status was legendary, the intrigue heightening whenever he was spotted with a woman—never the same one twice—in the posher restaurants downtown. How many had he asked back to his castle—he owned a castle!—outside of Sighi oara, or to his enormous loft apartment in the trendiest district of Bucharest?
No one knew. Maybe hundreds. Maybe none. He didn’t seem to care to marry and start a
family.Well, all that would change when he tasted her cooking. Iliana, behind her in line to see him just now, had teased her for saying she was going to invite him over. So old-fashioned!
She said Natalia should just offer to sleep with him right there, in his office, like Iliana was going to, and get it over with.
But Natalia’s mother had always told her she made the best sarmale of anyone in the
family. One taste, her mother said, and any man would be hers.
“Yes?” Professor Antonescu asked, one of those thick dark eyebrows raising.
Natalia wished he hadn’t done this. It only made him look more attractive and made her feel more foolish for what she was about to do.
“Would you like to come to my place for a home-cooked meal sometime?” she asked, all
in a rush. Her heart was beating wildly. She was sure he could see it thrumming behind her breast, considering how low-cut her new blouse was.
Something in the dimly lit office made a chirping sound.
“I beg your pardon,” Professor Antonescu said. He reached into the inside pocket of his
expensive coat and produced a slim cell phone…top of the line, of course. “I thought I’d turned this off.”
Natalia stood there, wondering if she ought to say something about the sarmale or
perhaps undo another button of her blouse, as Iliana would have done…
…but she hesitated when she saw Professor Antonescu’s expression change as his gaze
fell on the name on the caller identification.
“I’m terribly sorry,” he said. “This is an important call. I have to take it. Could we discuss this at another time?”
Natalia felt her cheeks growing red. It was merely because he was looking at her…and
yet had never once lowered his gaze below her neck.
“Of course,” she said shamefacedly.
“And please tell the others,” Professor Antonescu said as he accepted the call, “thatunfortunately I’ll have to end office hours early this evening.
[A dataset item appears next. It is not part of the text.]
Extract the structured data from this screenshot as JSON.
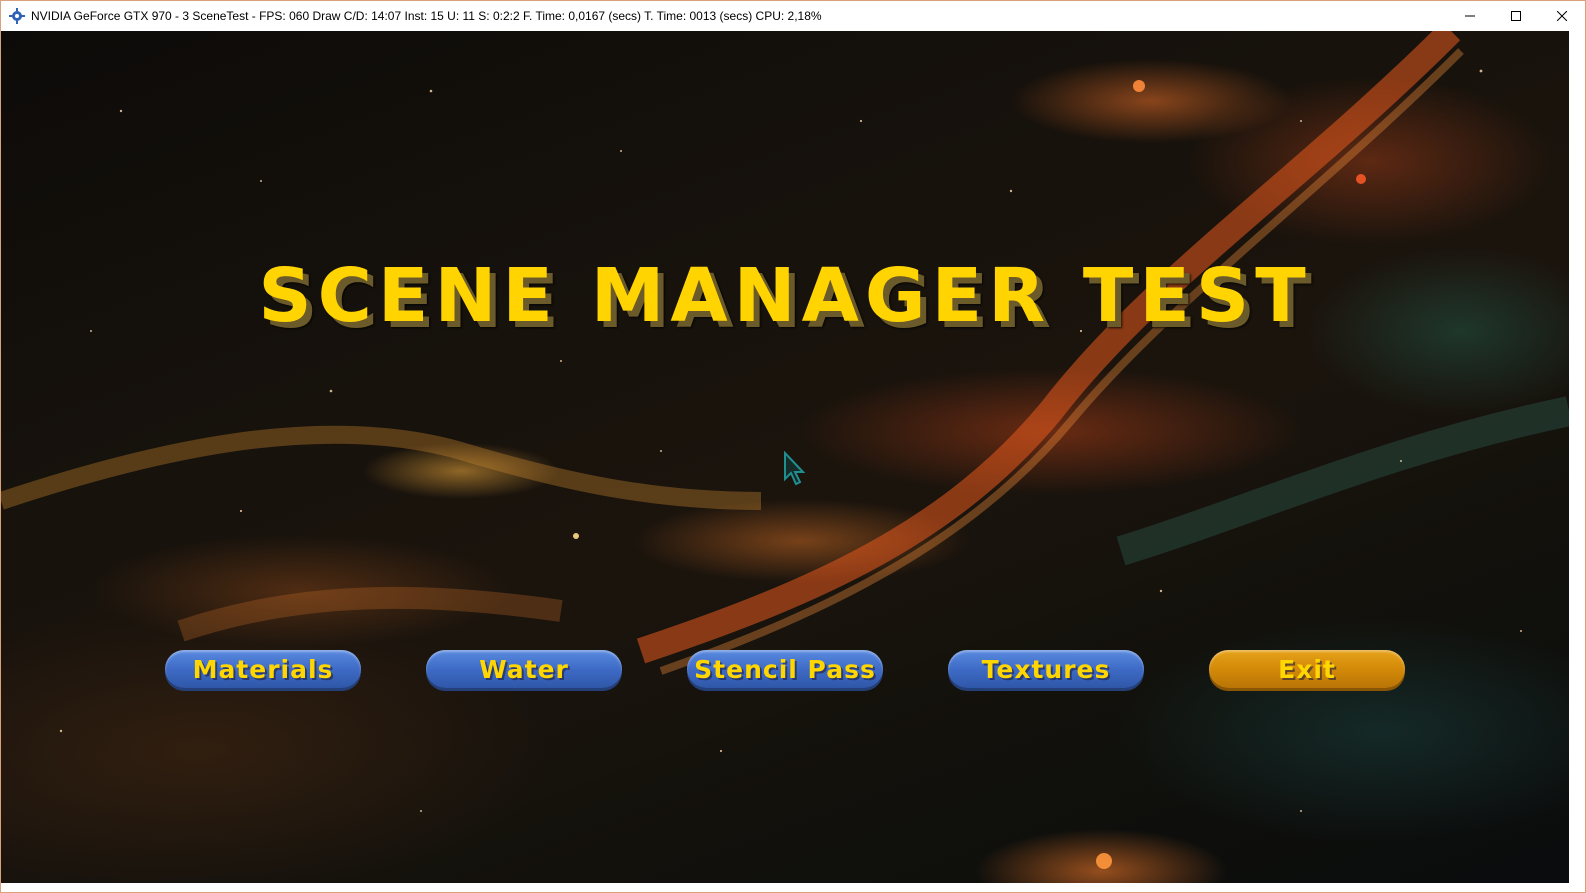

A family emergency.”
Family emergency. He had family?
“I’ll let them know,” the girl said, pleased. He trusted her! That would put Iliana in her place!
“Thank you,” Professor Antonescu said politely as she slunk from the dark, lushly
decorated room, all in richly appointed leather-trimmed furniture and filled with manuscripts that were many centuries older than she was. Even Professor Antonescu’s office was different from the offices of her other instructors, which were as barren as a politburo’s and just as grim.
She opened the door, slipped through it, and turned to close it….
But not before she heard him say, in a voice she had never heard him use before, and in English, “What? When?” Then, “Not again.”
Natalia turned then to see a look on his face that made her heart turn over in her chest.
But not in the joyful way it did when she spied him coming down the corridor toward the lecture hall.
Now she was afraid.
Because those beautiful eyes of his had gone vermilion…the same color her shower
water ran when she accidentally cut her leg while shaving.
Only this wasn’t a trickle of water. It was a man’s eyes. His eyes. And they’d gone the
color of blood.
His gaze was boring into her as if he could see straight through her blouse, past her bra,
and into the most intimate places of her heart.
“Get out,” he said in a voice that she would swear later, when she told her mother about
it, didn’t even sound human.
Natalia turned, threw open the door, and flung herself through it, flying with a face as
white as death past the other students waiting to see their professor.
“Well, that obviously went well,” Iliana said with a sneer.
But when Iliana tried Professor Antonescu’s office door, she found it locked. She
knocked and knocked, finally cupping both hands around her eyes and pressing them to the
door’s frosted glass.
“The lights are out. I don’t see him in there. I think…I think he’s gone.”
But how could the professor have left a locked a room from which there was no other